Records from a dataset
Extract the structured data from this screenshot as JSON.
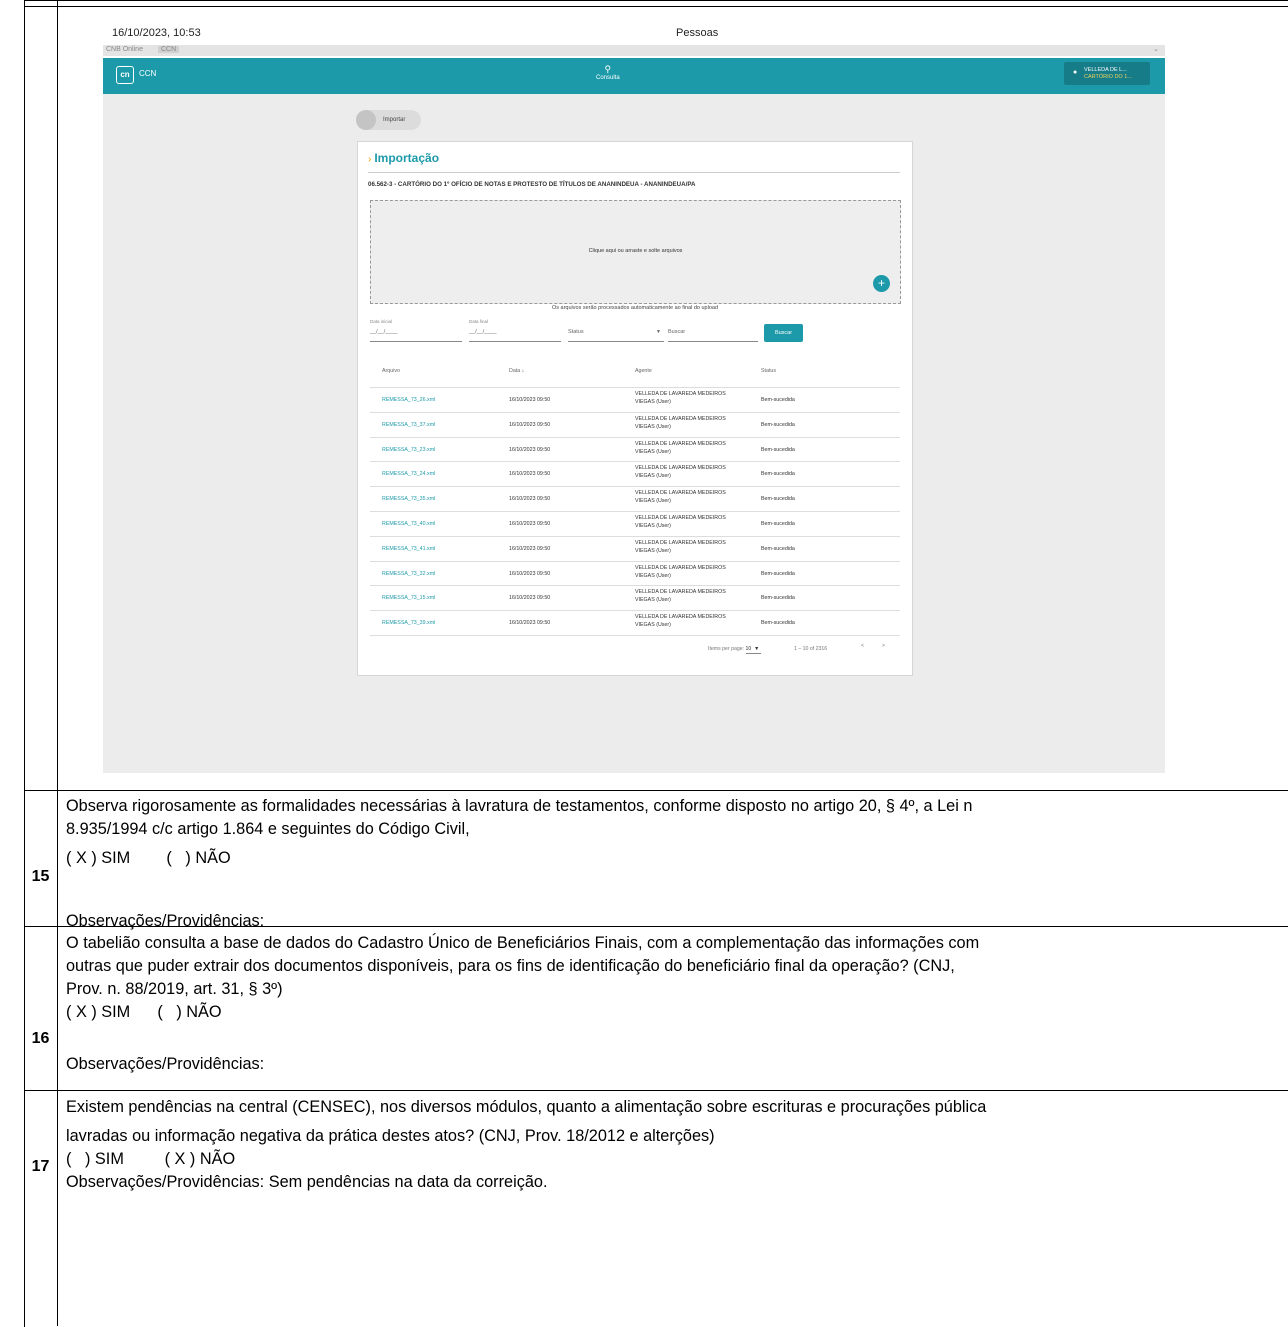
{
  "screenshot": {
    "datetime": "16/10/2023, 10:53",
    "page_title": "Pessoas",
    "browser_tab": "CNB Online",
    "browser_tab_sub": "CCN",
    "app_logo": "cn",
    "app_name": "CCN",
    "nav_consulta": "Consulta",
    "user_name": "VELLEDA DE L...",
    "user_office": "CARTÓRIO DO 1...",
    "import_chip": "Importar",
    "card_title": "Importação",
    "cartorio": "06.562-3 - CARTÓRIO DO 1º OFÍCIO DE NOTAS E PROTESTO DE TÍTULOS DE ANANINDEUA - ANANINDEUA/PA",
    "dropzone_msg": "Clique aqui ou arraste e solte arquivos",
    "auto_msg": "Os arquivos serão processados automaticamente ao final do upload",
    "filters": {
      "data_inicial_label": "Data inicial",
      "data_inicial_value": "__/__/____",
      "data_final_label": "Data final",
      "data_final_value": "__/__/____",
      "status_placeholder": "Status",
      "buscar_placeholder": "Buscar",
      "buscar_button": "Buscar"
    },
    "table": {
      "headers": [
        "Arquivo",
        "Data ↓",
        "Agente",
        "Status"
      ],
      "rows": [
        {
          "arquivo": "REMESSA_73_26.xml",
          "data": "16/10/2023 09:50",
          "agente1": "VELLEDA DE LAVAREDA MEDEIROS",
          "agente2": "VIEGAS (User)",
          "status": "Bem-sucedida"
        },
        {
          "arquivo": "REMESSA_73_37.xml",
          "data": "16/10/2023 09:50",
          "agente1": "VELLEDA DE LAVAREDA MEDEIROS",
          "agente2": "VIEGAS (User)",
          "status": "Bem-sucedida"
        },
        {
          "arquivo": "REMESSA_73_23.xml",
          "data": "16/10/2023 09:50",
          "agente1": "VELLEDA DE LAVAREDA MEDEIROS",
          "agente2": "VIEGAS (User)",
          "status": "Bem-sucedida"
        },
        {
          "arquivo": "REMESSA_73_24.xml",
          "data": "16/10/2023 09:50",
          "agente1": "VELLEDA DE LAVAREDA MEDEIROS",
          "agente2": "VIEGAS (User)",
          "status": "Bem-sucedida"
        },
        {
          "arquivo": "REMESSA_73_35.xml",
          "data": "16/10/2023 09:50",
          "agente1": "VELLEDA DE LAVAREDA MEDEIROS",
          "agente2": "VIEGAS (User)",
          "status": "Bem-sucedida"
        },
        {
          "arquivo": "REMESSA_73_40.xml",
          "data": "16/10/2023 09:50",
          "agente1": "VELLEDA DE LAVAREDA MEDEIROS",
          "agente2": "VIEGAS (User)",
          "status": "Bem-sucedida"
        },
        {
          "arquivo": "REMESSA_73_41.xml",
          "data": "16/10/2023 09:50",
          "agente1": "VELLEDA DE LAVAREDA MEDEIROS",
          "agente2": "VIEGAS (User)",
          "status": "Bem-sucedida"
        },
        {
          "arquivo": "REMESSA_73_32.xml",
          "data": "16/10/2023 09:50",
          "agente1": "VELLEDA DE LAVAREDA MEDEIROS",
          "agente2": "VIEGAS (User)",
          "status": "Bem-sucedida"
        },
        {
          "arquivo": "REMESSA_73_15.xml",
          "data": "16/10/2023 09:50",
          "agente1": "VELLEDA DE LAVAREDA MEDEIROS",
          "agente2": "VIEGAS (User)",
          "status": "Bem-sucedida"
        },
        {
          "arquivo": "REMESSA_73_39.xml",
          "data": "16/10/2023 09:50",
          "agente1": "VELLEDA DE LAVAREDA MEDEIROS",
          "agente2": "VIEGAS (User)",
          "status": "Bem-sucedida"
        }
      ]
    },
    "pager": {
      "items_label": "Items per page:",
      "items_value": "10",
      "range": "1 – 10 of 2316",
      "prev": "<",
      "next": ">"
    }
  },
  "questions": [
    {
      "number": "15",
      "lines": [
        "Observa rigorosamente as formalidades necessárias à lavratura de testamentos, conforme disposto no artigo 20, § 4º, a Lei n",
        "8.935/1994 c/c artigo 1.864 e seguintes do Código Civil,",
        "( X ) SIM        (   ) NÃO",
        "",
        "Observações/Providências:"
      ]
    },
    {
      "number": "16",
      "lines": [
        "O tabelião consulta a base de dados do Cadastro Único de Beneficiários Finais, com a complementação das informações com",
        "outras que puder extrair dos documentos disponíveis, para os fins de identificação do beneficiário final da operação? (CNJ,",
        "Prov. n. 88/2019, art. 31, § 3º)",
        "( X ) SIM      (   ) NÃO",
        "",
        "Observações/Providências:"
      ]
    },
    {
      "number": "17",
      "lines": [
        "Existem pendências na central (CENSEC), nos diversos módulos, quanto a alimentação sobre escrituras e procurações pública",
        "lavradas ou informação negativa da prática destes atos? (CNJ, Prov. 18/2012 e alterções)",
        "(   ) SIM         ( X ) NÃO",
        "Observações/Providências: Sem pendências na data da correição."
      ]
    }
  ]
}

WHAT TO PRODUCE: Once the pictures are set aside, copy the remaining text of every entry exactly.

FINISHED TASK:
Extract the structured data from this screenshot as JSON.
{
  "screenshot": {
    "datetime": "16/10/2023, 10:53",
    "page_title": "Pessoas",
    "browser_tab": "CNB Online",
    "browser_tab_sub": "CCN",
    "app_logo": "cn",
    "app_name": "CCN",
    "nav_consulta": "Consulta",
    "user_name": "VELLEDA DE L...",
    "user_office": "CARTÓRIO DO 1...",
    "import_chip": "Importar",
    "card_title": "Importação",
    "cartorio": "06.562-3 - CARTÓRIO DO 1º OFÍCIO DE NOTAS E PROTESTO DE TÍTULOS DE ANANINDEUA - ANANINDEUA/PA",
    "dropzone_msg": "Clique aqui ou arraste e solte arquivos",
    "auto_msg": "Os arquivos serão processados automaticamente ao final do upload",
    "filters": {
      "data_inicial_label": "Data inicial",
      "data_inicial_value": "__/__/____",
      "data_final_label": "Data final",
      "data_final_value": "__/__/____",
      "status_placeholder": "Status",
      "buscar_placeholder": "Buscar",
      "buscar_button": "Buscar"
    },
    "table": {
      "headers": [
        "Arquivo",
        "Data ↓",
        "Agente",
        "Status"
      ],
      "rows": [
        {
          "arquivo": "REMESSA_73_26.xml",
          "data": "16/10/2023 09:50",
          "agente1": "VELLEDA DE LAVAREDA MEDEIROS",
          "agente2": "VIEGAS (User)",
          "status": "Bem-sucedida"
        },
        {
          "arquivo": "REMESSA_73_37.xml",
          "data": "16/10/2023 09:50",
          "agente1": "VELLEDA DE LAVAREDA MEDEIROS",
          "agente2": "VIEGAS (User)",
          "status": "Bem-sucedida"
        },
        {
          "arquivo": "REMESSA_73_23.xml",
          "data": "16/10/2023 09:50",
          "agente1": "VELLEDA DE LAVAREDA MEDEIROS",
          "agente2": "VIEGAS (User)",
          "status": "Bem-sucedida"
        },
        {
          "arquivo": "REMESSA_73_24.xml",
          "data": "16/10/2023 09:50",
          "agente1": "VELLEDA DE LAVAREDA MEDEIROS",
          "agente2": "VIEGAS (User)",
          "status": "Bem-sucedida"
        },
        {
          "arquivo": "REMESSA_73_35.xml",
          "data": "16/10/2023 09:50",
          "agente1": "VELLEDA DE LAVAREDA MEDEIROS",
          "agente2": "VIEGAS (User)",
          "status": "Bem-sucedida"
        },
        {
          "arquivo": "REMESSA_73_40.xml",
          "data": "16/10/2023 09:50",
          "agente1": "VELLEDA DE LAVAREDA MEDEIROS",
          "agente2": "VIEGAS (User)",
          "status": "Bem-sucedida"
        },
        {
          "arquivo": "REMESSA_73_41.xml",
          "data": "16/10/2023 09:50",
          "agente1": "VELLEDA DE LAVAREDA MEDEIROS",
          "agente2": "VIEGAS (User)",
          "status": "Bem-sucedida"
        },
        {
          "arquivo": "REMESSA_73_32.xml",
          "data": "16/10/2023 09:50",
          "agente1": "VELLEDA DE LAVAREDA MEDEIROS",
          "agente2": "VIEGAS (User)",
          "status": "Bem-sucedida"
        },
        {
          "arquivo": "REMESSA_73_15.xml",
          "data": "16/10/2023 09:50",
          "agente1": "VELLEDA DE LAVAREDA MEDEIROS",
          "agente2": "VIEGAS (User)",
          "status": "Bem-sucedida"
        },
        {
          "arquivo": "REMESSA_73_39.xml",
          "data": "16/10/2023 09:50",
          "agente1": "VELLEDA DE LAVAREDA MEDEIROS",
          "agente2": "VIEGAS (User)",
          "status": "Bem-sucedida"
        }
      ]
    },
    "pager": {
      "items_label": "Items per page:",
      "items_value": "10",
      "range": "1 – 10 of 2316",
      "prev": "<",
      "next": ">"
    }
  },
  "questions": [
    {
      "number": "15",
      "lines": [
        "Observa rigorosamente as formalidades necessárias à lavratura de testamentos, conforme disposto no artigo 20, § 4º, a Lei n",
        "8.935/1994 c/c artigo 1.864 e seguintes do Código Civil,",
        "( X ) SIM        (   ) NÃO",
        "",
        "Observações/Providências:"
      ]
    },
    {
      "number": "16",
      "lines": [
        "O tabelião consulta a base de dados do Cadastro Único de Beneficiários Finais, com a complementação das informações com",
        "outras que puder extrair dos documentos disponíveis, para os fins de identificação do beneficiário final da operação? (CNJ,",
        "Prov. n. 88/2019, art. 31, § 3º)",
        "( X ) SIM      (   ) NÃO",
        "",
        "Observações/Providências:"
      ]
    },
    {
      "number": "17",
      "lines": [
        "Existem pendências na central (CENSEC), nos diversos módulos, quanto a alimentação sobre escrituras e procurações pública",
        "lavradas ou informação negativa da prática destes atos? (CNJ, Prov. 18/2012 e alterções)",
        "(   ) SIM         ( X ) NÃO",
        "Observações/Providências: Sem pendências na data da correição."
      ]
    }
  ]
}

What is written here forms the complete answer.